#### Records for processing ####

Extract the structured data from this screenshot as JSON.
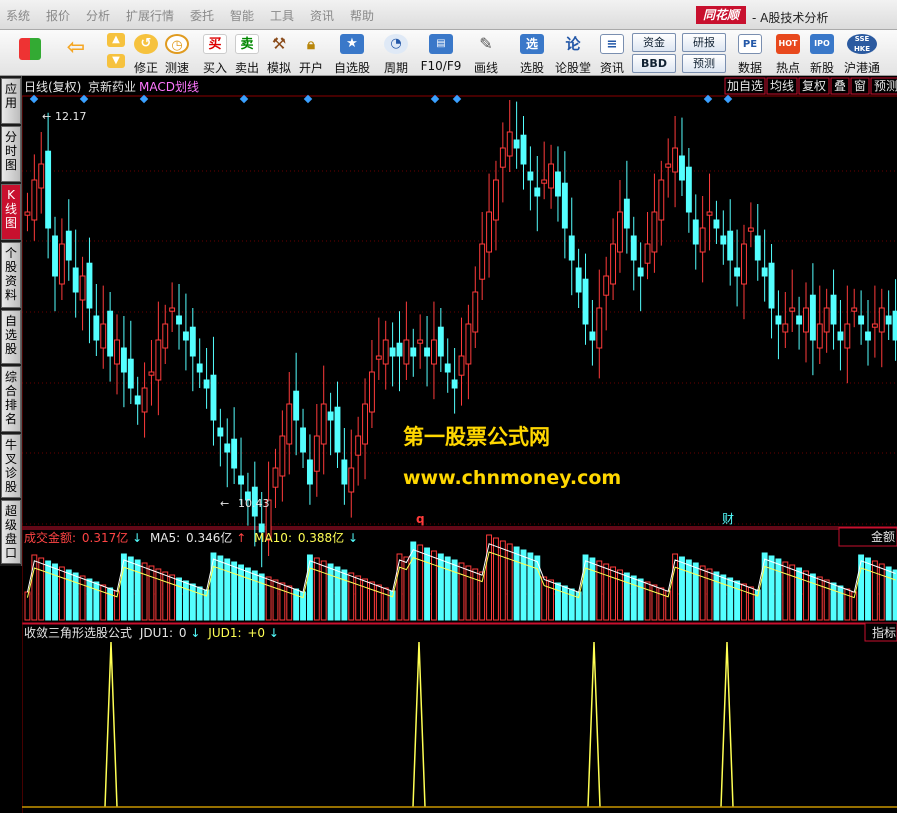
{
  "menu": [
    "系统",
    "报价",
    "分析",
    "扩展行情",
    "委托",
    "智能",
    "工具",
    "资讯",
    "帮助"
  ],
  "brand": "同花顺",
  "app_title": "- A股技术分析",
  "toolbar": {
    "buttons": [
      {
        "label": "",
        "icon": "start-grid-icon"
      },
      {
        "label": "",
        "icon": "back-arrow-icon"
      },
      {
        "label": "修正",
        "icon": "adjust-icon"
      },
      {
        "label": "测速",
        "icon": "stopwatch-icon"
      },
      {
        "label": "买入",
        "icon": "buy-icon"
      },
      {
        "label": "卖出",
        "icon": "sell-icon"
      },
      {
        "label": "模拟",
        "icon": "hammer-icon"
      },
      {
        "label": "开户",
        "icon": "lock-icon"
      },
      {
        "label": "自选股",
        "icon": "star-icon"
      },
      {
        "label": "周期",
        "icon": "clock-icon"
      },
      {
        "label": "F10/F9",
        "icon": "f10-icon"
      },
      {
        "label": "画线",
        "icon": "pencil-icon"
      },
      {
        "label": "选股",
        "icon": "stock-pick-icon"
      },
      {
        "label": "论股堂",
        "icon": "forum-icon"
      },
      {
        "label": "资讯",
        "icon": "news-icon"
      },
      {
        "label": "数据",
        "icon": "pe-data-icon"
      },
      {
        "label": "热点",
        "icon": "hot-icon"
      },
      {
        "label": "新股",
        "icon": "ipo-icon"
      },
      {
        "label": "沪港通",
        "icon": "hk-connect-icon"
      }
    ],
    "small_buttons": [
      "资金",
      "研报",
      "BBD",
      "预测"
    ],
    "buy_glyph": "买",
    "sell_glyph": "卖",
    "pe_glyph": "PE",
    "ipo_glyph": "IPO",
    "hk_glyph": "SSE HKE",
    "hot_glyph": "HOT",
    "forum_glyph": "论",
    "pick_glyph": "选"
  },
  "side_tabs": [
    "应用",
    "分时图",
    "K线图",
    "个股资料",
    "自选股",
    "综合排名",
    "牛叉诊股",
    "超级盘口"
  ],
  "chart": {
    "header": {
      "period": "日线(复权)",
      "stock": "京新药业",
      "indicator": "MACD划线"
    },
    "right_buttons": [
      "加自选",
      "均线",
      "复权",
      "叠",
      "窗",
      "预测"
    ],
    "high_label": "12.17",
    "low_label": "10.43",
    "marker_q": "q",
    "marker_cai": "财",
    "watermark_title": "第一股票公式网",
    "watermark_url": "www.chnmoney.com",
    "volume_panel": {
      "label": "成交金额:",
      "value": "0.317亿",
      "ma5_label": "MA5:",
      "ma5": "0.346亿",
      "ma10_label": "MA10:",
      "ma10": "0.388亿",
      "tab": "金额"
    },
    "indicator_panel": {
      "name": "收敛三角形选股公式",
      "jdu1_label": "JDU1:",
      "jdu1": "0",
      "jud1_label": "JUD1:",
      "jud1": "+0",
      "tab": "指标"
    },
    "colors": {
      "up": "#ff3b3b",
      "down": "#54ffff",
      "grid": "#8b0000",
      "yellow": "#ffff54",
      "white": "#e6e6e6"
    }
  }
}
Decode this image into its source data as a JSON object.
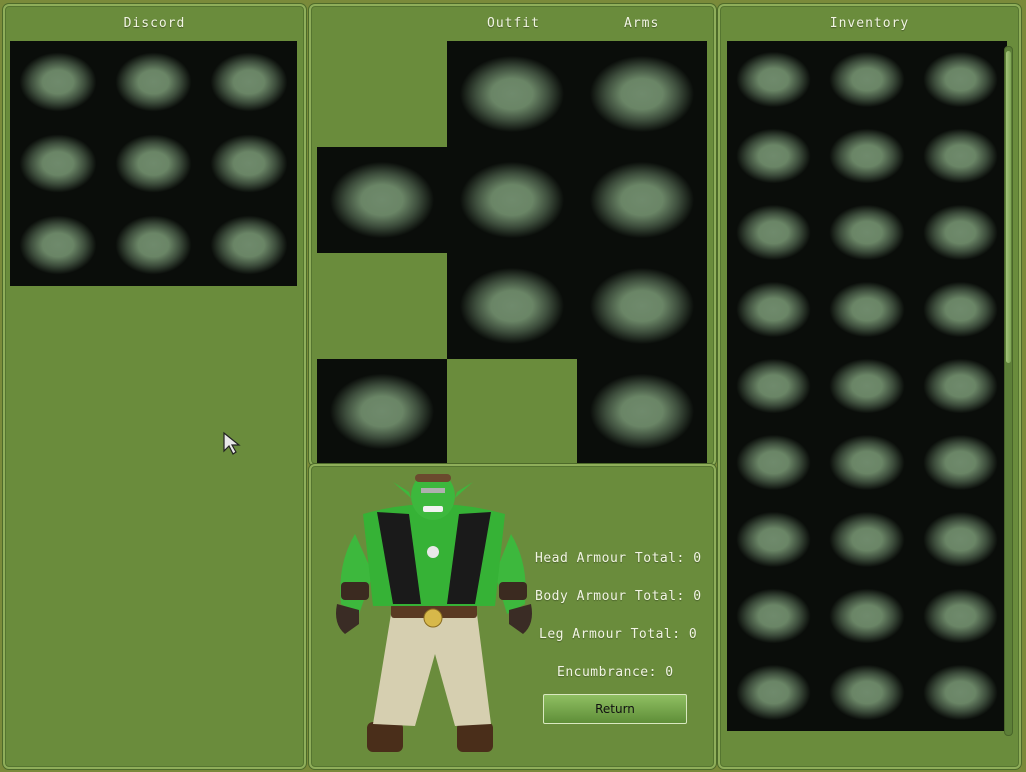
{
  "discord": {
    "title": "Discord",
    "slots": 9
  },
  "outfit": {
    "title_outfit": "Outfit",
    "title_arms": "Arms"
  },
  "stats": {
    "head": "Head Armour Total: 0",
    "body": "Body Armour Total: 0",
    "leg": "Leg Armour Total: 0",
    "encumbrance": "Encumbrance: 0"
  },
  "return_label": "Return",
  "inventory": {
    "title": "Inventory",
    "slots": 27
  },
  "colors": {
    "panel": "#6a8c3c",
    "slot_center": "#6f8a6c",
    "button": "#7aab4c"
  }
}
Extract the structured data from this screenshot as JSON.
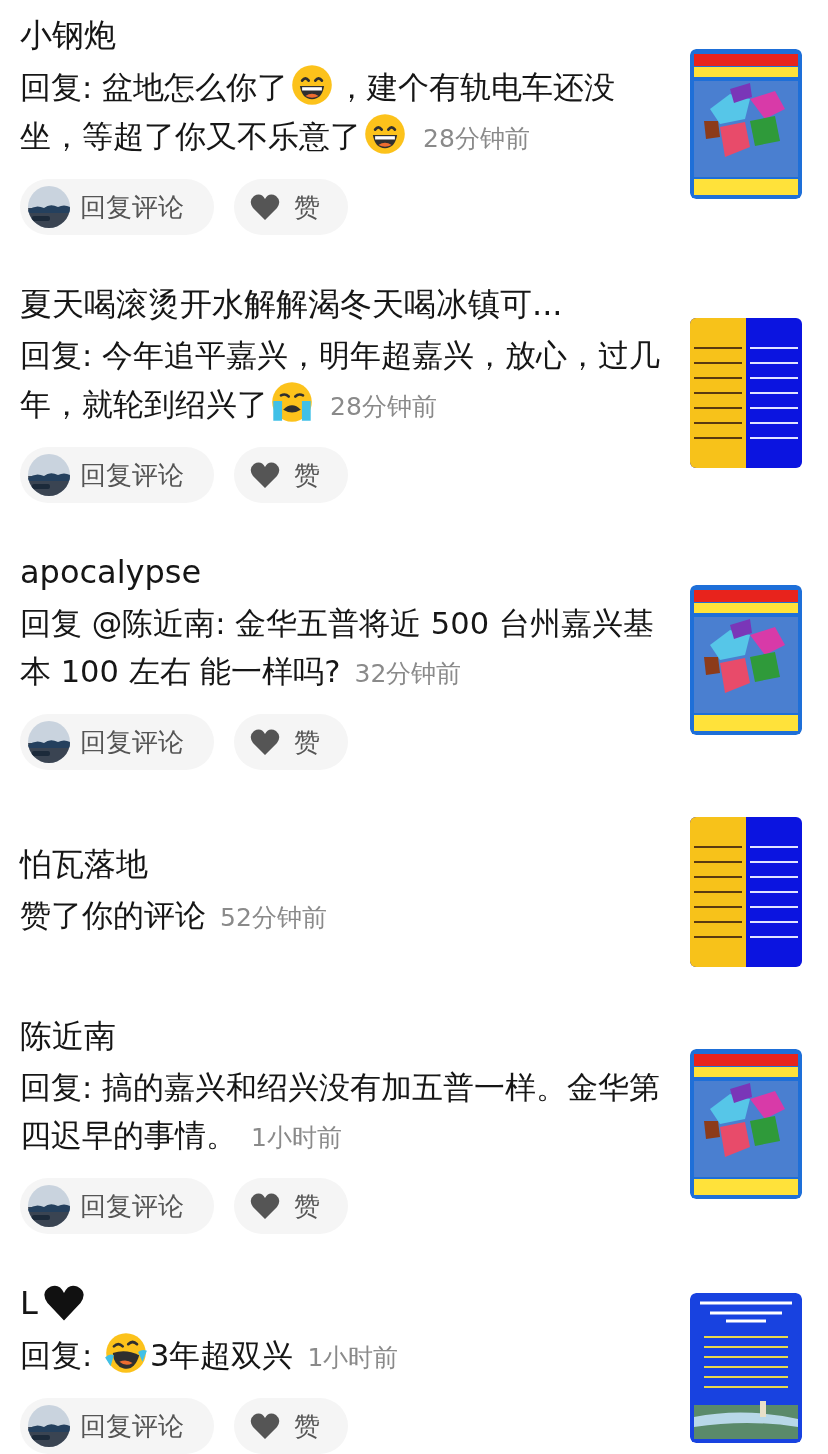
{
  "notifications": [
    {
      "name": [
        {
          "kind": "text",
          "text": "小钢炮"
        }
      ],
      "body": [
        {
          "kind": "text",
          "text": "回复: 盆地怎么你了"
        },
        {
          "kind": "grin"
        },
        {
          "kind": "text",
          "text": "，建个有轨电车还没坐，等超了你又不乐意了"
        },
        {
          "kind": "grin"
        }
      ],
      "time": "28分钟前",
      "actions": {
        "reply": "回复评论",
        "like": "赞"
      },
      "thumb": {
        "kind": "map"
      }
    },
    {
      "name": [
        {
          "kind": "text",
          "text": "夏天喝滚烫开水解解渴冬天喝冰镇可..."
        }
      ],
      "body": [
        {
          "kind": "text",
          "text": "回复: 今年追平嘉兴，明年超嘉兴，放心，过几年，就轮到绍兴了"
        },
        {
          "kind": "sob"
        }
      ],
      "time": "28分钟前",
      "actions": {
        "reply": "回复评论",
        "like": "赞"
      },
      "thumb": {
        "kind": "table"
      }
    },
    {
      "name": [
        {
          "kind": "text",
          "text": "apocalypse"
        }
      ],
      "body": [
        {
          "kind": "text",
          "text": "回复 @陈近南: 金华五普将近 500 台州嘉兴基本 100 左右 能一样吗?"
        }
      ],
      "time": "32分钟前",
      "actions": {
        "reply": "回复评论",
        "like": "赞"
      },
      "thumb": {
        "kind": "map"
      }
    },
    {
      "name": [
        {
          "kind": "text",
          "text": "怕瓦落地"
        }
      ],
      "body": [
        {
          "kind": "text",
          "text": "赞了你的评论"
        }
      ],
      "time": "52分钟前",
      "thumb": {
        "kind": "table"
      }
    },
    {
      "name": [
        {
          "kind": "text",
          "text": "陈近南"
        }
      ],
      "body": [
        {
          "kind": "text",
          "text": "回复: 搞的嘉兴和绍兴没有加五普一样。金华第四迟早的事情。"
        }
      ],
      "time": "1小时前",
      "actions": {
        "reply": "回复评论",
        "like": "赞"
      },
      "thumb": {
        "kind": "map"
      }
    },
    {
      "name": [
        {
          "kind": "text",
          "text": "L"
        },
        {
          "kind": "black-heart"
        }
      ],
      "body": [
        {
          "kind": "text",
          "text": "回复: "
        },
        {
          "kind": "rofl"
        },
        {
          "kind": "text",
          "text": "3年超双兴"
        }
      ],
      "time": "1小时前",
      "actions": {
        "reply": "回复评论",
        "like": "赞"
      },
      "thumb": {
        "kind": "poster"
      }
    }
  ]
}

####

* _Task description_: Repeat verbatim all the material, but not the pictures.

* _Solution to the problem_:
Extract the structured data from this screenshot as JSON.
{
  "menu": [
    "系统",
    "报价",
    "分析",
    "扩展行情",
    "委托",
    "智能",
    "工具",
    "资讯",
    "帮助"
  ],
  "brand": "同花顺",
  "app_title": "- A股技术分析",
  "toolbar": {
    "buttons": [
      {
        "label": "",
        "icon": "start-grid-icon"
      },
      {
        "label": "",
        "icon": "back-arrow-icon"
      },
      {
        "label": "修正",
        "icon": "adjust-icon"
      },
      {
        "label": "测速",
        "icon": "stopwatch-icon"
      },
      {
        "label": "买入",
        "icon": "buy-icon"
      },
      {
        "label": "卖出",
        "icon": "sell-icon"
      },
      {
        "label": "模拟",
        "icon": "hammer-icon"
      },
      {
        "label": "开户",
        "icon": "lock-icon"
      },
      {
        "label": "自选股",
        "icon": "star-icon"
      },
      {
        "label": "周期",
        "icon": "clock-icon"
      },
      {
        "label": "F10/F9",
        "icon": "f10-icon"
      },
      {
        "label": "画线",
        "icon": "pencil-icon"
      },
      {
        "label": "选股",
        "icon": "stock-pick-icon"
      },
      {
        "label": "论股堂",
        "icon": "forum-icon"
      },
      {
        "label": "资讯",
        "icon": "news-icon"
      },
      {
        "label": "数据",
        "icon": "pe-data-icon"
      },
      {
        "label": "热点",
        "icon": "hot-icon"
      },
      {
        "label": "新股",
        "icon": "ipo-icon"
      },
      {
        "label": "沪港通",
        "icon": "hk-connect-icon"
      }
    ],
    "small_buttons": [
      "资金",
      "研报",
      "BBD",
      "预测"
    ],
    "buy_glyph": "买",
    "sell_glyph": "卖",
    "pe_glyph": "PE",
    "ipo_glyph": "IPO",
    "hk_glyph": "SSE HKE",
    "hot_glyph": "HOT",
    "forum_glyph": "论",
    "pick_glyph": "选"
  },
  "side_tabs": [
    "应用",
    "分时图",
    "K线图",
    "个股资料",
    "自选股",
    "综合排名",
    "牛叉诊股",
    "超级盘口"
  ],
  "chart": {
    "header": {
      "period": "日线(复权)",
      "stock": "京新药业",
      "indicator": "MACD划线"
    },
    "right_buttons": [
      "加自选",
      "均线",
      "复权",
      "叠",
      "窗",
      "预测"
    ],
    "high_label": "12.17",
    "low_label": "10.43",
    "marker_q": "q",
    "marker_cai": "财",
    "watermark_title": "第一股票公式网",
    "watermark_url": "www.chnmoney.com",
    "volume_panel": {
      "label": "成交金额:",
      "value": "0.317亿",
      "ma5_label": "MA5:",
      "ma5": "0.346亿",
      "ma10_label": "MA10:",
      "ma10": "0.388亿",
      "tab": "金额"
    },
    "indicator_panel": {
      "name": "收敛三角形选股公式",
      "jdu1_label": "JDU1:",
      "jdu1": "0",
      "jud1_label": "JUD1:",
      "jud1": "+0",
      "tab": "指标"
    },
    "colors": {
      "up": "#ff3b3b",
      "down": "#54ffff",
      "grid": "#8b0000",
      "yellow": "#ffff54",
      "white": "#e6e6e6"
    }
  }
}
Decode this image into its source data as a JSON object.
{
  "discord": {
    "title": "Discord",
    "slots": 9
  },
  "outfit": {
    "title_outfit": "Outfit",
    "title_arms": "Arms"
  },
  "stats": {
    "head": "Head Armour Total: 0",
    "body": "Body Armour Total: 0",
    "leg": "Leg Armour Total: 0",
    "encumbrance": "Encumbrance: 0"
  },
  "return_label": "Return",
  "inventory": {
    "title": "Inventory",
    "slots": 27
  },
  "colors": {
    "panel": "#6a8c3c",
    "slot_center": "#6f8a6c",
    "button": "#7aab4c"
  }
}
Extract the structured data from this screenshot as JSON.
{
  "notifications": [
    {
      "name": [
        {
          "kind": "text",
          "text": "小钢炮"
        }
      ],
      "body": [
        {
          "kind": "text",
          "text": "回复: 盆地怎么你了"
        },
        {
          "kind": "grin"
        },
        {
          "kind": "text",
          "text": "，建个有轨电车还没坐，等超了你又不乐意了"
        },
        {
          "kind": "grin"
        }
      ],
      "time": "28分钟前",
      "actions": {
        "reply": "回复评论",
        "like": "赞"
      },
      "thumb": {
        "kind": "map"
      }
    },
    {
      "name": [
        {
          "kind": "text",
          "text": "夏天喝滚烫开水解解渴冬天喝冰镇可..."
        }
      ],
      "body": [
        {
          "kind": "text",
          "text": "回复: 今年追平嘉兴，明年超嘉兴，放心，过几年，就轮到绍兴了"
        },
        {
          "kind": "sob"
        }
      ],
      "time": "28分钟前",
      "actions": {
        "reply": "回复评论",
        "like": "赞"
      },
      "thumb": {
        "kind": "table"
      }
    },
    {
      "name": [
        {
          "kind": "text",
          "text": "apocalypse"
        }
      ],
      "body": [
        {
          "kind": "text",
          "text": "回复 @陈近南: 金华五普将近 500 台州嘉兴基本 100 左右 能一样吗?"
        }
      ],
      "time": "32分钟前",
      "actions": {
        "reply": "回复评论",
        "like": "赞"
      },
      "thumb": {
        "kind": "map"
      }
    },
    {
      "name": [
        {
          "kind": "text",
          "text": "怕瓦落地"
        }
      ],
      "body": [
        {
          "kind": "text",
          "text": "赞了你的评论"
        }
      ],
      "time": "52分钟前",
      "thumb": {
        "kind": "table"
      }
    },
    {
      "name": [
        {
          "kind": "text",
          "text": "陈近南"
        }
      ],
      "body": [
        {
          "kind": "text",
          "text": "回复: 搞的嘉兴和绍兴没有加五普一样。金华第四迟早的事情。"
        }
      ],
      "time": "1小时前",
      "actions": {
        "reply": "回复评论",
        "like": "赞"
      },
      "thumb": {
        "kind": "map"
      }
    },
    {
      "name": [
        {
          "kind": "text",
          "text": "L"
        },
        {
          "kind": "black-heart"
        }
      ],
      "body": [
        {
          "kind": "text",
          "text": "回复: "
        },
        {
          "kind": "rofl"
        },
        {
          "kind": "text",
          "text": "3年超双兴"
        }
      ],
      "time": "1小时前",
      "actions": {
        "reply": "回复评论",
        "like": "赞"
      },
      "thumb": {
        "kind": "poster"
      }
    }
  ]
}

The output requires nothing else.